Let it rest for a couple minutes before cutting it into wedges or squares. When you hastily take a picture of your finished product, don’t put your plate on a surface the exact same color as your flatbread, making your bread look like little triangle wood blocks, as I’ve demonstrated here:
Thursday: Einkorn pasta, tuna and tomato sauce with broccoli–I made it in under 13 minutes. It kind of tasted like I made it in under 13 minutes, but at least it wasn’t Kraft, okay?
Friday: beef and green chile stew with more flatbread
Friday morning, I asked Pat what to do with the giant hunk of meat that had been thawing in the fridge for three days. He said to look up “giant hunk of meat” on the internet. I knew better than to use such provocative search terms. Instead, I told him if he wanted to eat, he’d better do something with our giant hunk of meat and this is what he did:
First, he cut it in cubes. This relieved my anxiety a great deal. Small hunks of meat are much easier for me to deal with. Then he browned the cubes.

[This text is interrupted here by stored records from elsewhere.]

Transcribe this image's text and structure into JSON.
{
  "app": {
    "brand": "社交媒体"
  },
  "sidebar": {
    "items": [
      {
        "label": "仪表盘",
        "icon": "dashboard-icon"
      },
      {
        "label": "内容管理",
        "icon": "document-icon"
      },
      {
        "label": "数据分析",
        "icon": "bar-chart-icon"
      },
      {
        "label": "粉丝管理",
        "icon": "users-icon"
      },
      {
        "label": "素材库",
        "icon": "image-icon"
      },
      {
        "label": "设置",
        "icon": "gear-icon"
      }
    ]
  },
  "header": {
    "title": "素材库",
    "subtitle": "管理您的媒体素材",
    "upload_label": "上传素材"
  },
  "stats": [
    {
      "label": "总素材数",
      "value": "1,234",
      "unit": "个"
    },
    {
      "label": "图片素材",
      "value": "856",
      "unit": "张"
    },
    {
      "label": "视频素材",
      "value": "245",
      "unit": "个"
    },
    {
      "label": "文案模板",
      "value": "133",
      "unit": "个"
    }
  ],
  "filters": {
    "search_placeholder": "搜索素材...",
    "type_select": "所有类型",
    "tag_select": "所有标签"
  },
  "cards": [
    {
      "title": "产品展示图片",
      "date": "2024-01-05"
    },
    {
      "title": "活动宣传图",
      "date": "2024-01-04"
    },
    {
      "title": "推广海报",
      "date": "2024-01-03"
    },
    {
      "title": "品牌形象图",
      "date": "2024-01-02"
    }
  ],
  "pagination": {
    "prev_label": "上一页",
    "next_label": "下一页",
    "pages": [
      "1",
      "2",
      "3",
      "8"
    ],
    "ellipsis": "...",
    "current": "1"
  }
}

He put the meat in the crock pot and threw in some sauted garlic onion, carrot and celery, some spices and a box of bpa-laden tortured beef broth (organic). He roasted and peeled a bunch of green chiles and added those, too. We left it to simmer on the counter for about 8 hours.
It was delicious. It needed a little more deliciousness, so we topped it with sour cream and cilantro.
I was reminded this week that if something needs to be more delicious, you just add sour cream or bacon (see brussel sprouts above). If it’s still not delicious enough, add both.
What we spent:
This week we spent $163.74 (see the receipts below) at the grocery store and only $28 at the farmers’ market. This I’d much prefer this to be the other-way around, but we couldn’t go to the market on Wednesday this week. This reminded me how important my schedule is to me–any deviation and my world begins to crumble. Or at least my fridge starts to get empty.
We ate four pounds of our steer for a grand total of $211.74. At least we did better than last week.
- Join in: Tasty IRC garden goods and a farm raising (utsandiego.com)
- International Rescue Committee – New Roots (womensphilanthropy.typepad.com)
- Washington Post article on the New Roots Program (www.washingtonpost.com)